Rise of the i-worker

Oct 31 2003 by Brian Amble Print This Article

A new breed of ‘i-worker’ who collects and processes information using technology is rapidly emerging as traditional white-collar and blue-collar job roles disappear, new research claims.

A survey of more than 1,000 workers carried out by Mori on behalf of Microsoft has found that almost eight out of ten UK workers now define themselves by their specialist skills and job functions.

Almost two-thirds - 64 per cent - now see themselves as ‘professional’, ‘skilled’ or managerial. A mere 13 per cent class themselves as ‘semi-skilled’ or ‘unskilled’.

Micorsoft says that this move towards i-working is being driven by hard economic realities. Globalised labour markets are putting traditional ‘blue collar’ work under intense pressure from cheaper, overseas labour markets.

This ‘muscle drain’ is changing the face of the British employment market, putting more emphasis on work that directly impacts on strategy, decision-making, the use of specialist skills and knowledge – i-work.

This trend is a natural fit with the UK’s labour market, Microsoft reckons, because three out of ten UK workers are overqualified for the roles they are employed to carry out and will strive to upgrade the intellectual content of their work, based on a desire to exercise personal skills and create job security.

However the research suggests that GB plc has some catching up to do it is to truly leverage the rise of the i-worker for competitive advantage. Only three out of ten workers see the availability of appropriate technology as standing in the way of tomorrow’s working practices.

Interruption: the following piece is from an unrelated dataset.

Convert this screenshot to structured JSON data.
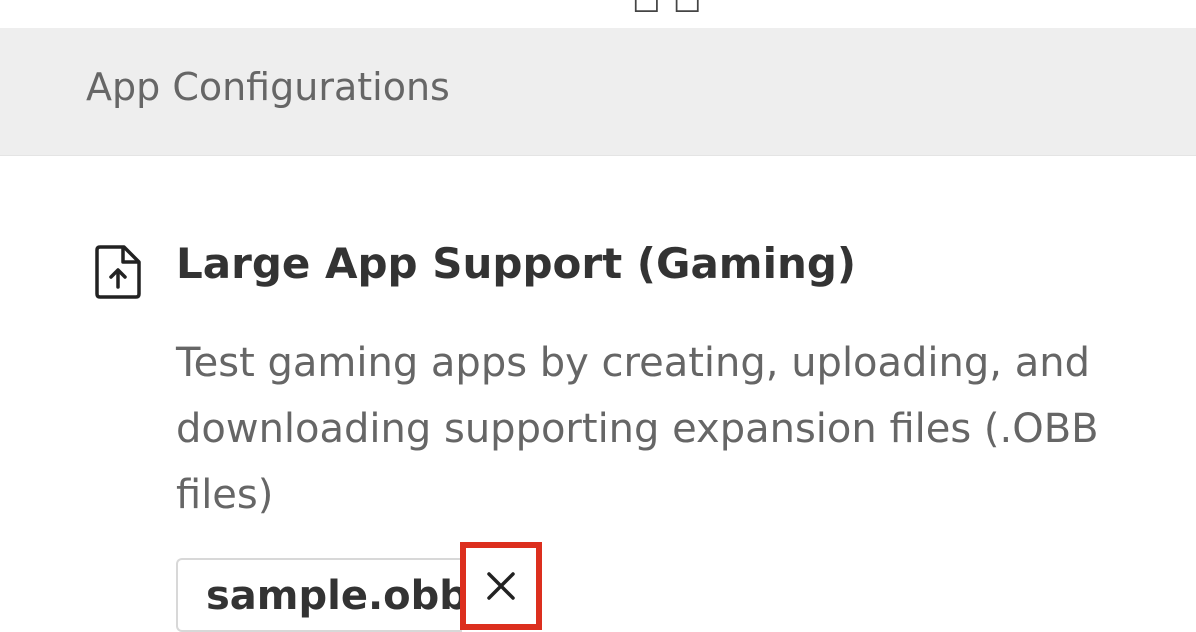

Conversely, more than four out of ten see company policy as a significant barrier.

Microsoft’s Steve Sinofsky said that technology is the critical component of i-work.

“I truly believe that businesses’ ability to harness this everyday innovation, by providing i-workers with appropriate software tools, will be the key to competitiveness in the information economy,” he said.

Carsten Sorensen, of the London School of Economics, and a member of the advisory board of the Work Foundation’s I-society, said: “In many ways, the UK is at the forefront in the rise of the i-worker.

“The challenges we now face are to embrace this cultural change and find ways to harness the pioneering potential within the British workforce that is driving it. Empowering people with flexible, powerful technology provides one solution, but organisations also have to introduce some form of governance and the challenge is managing both.”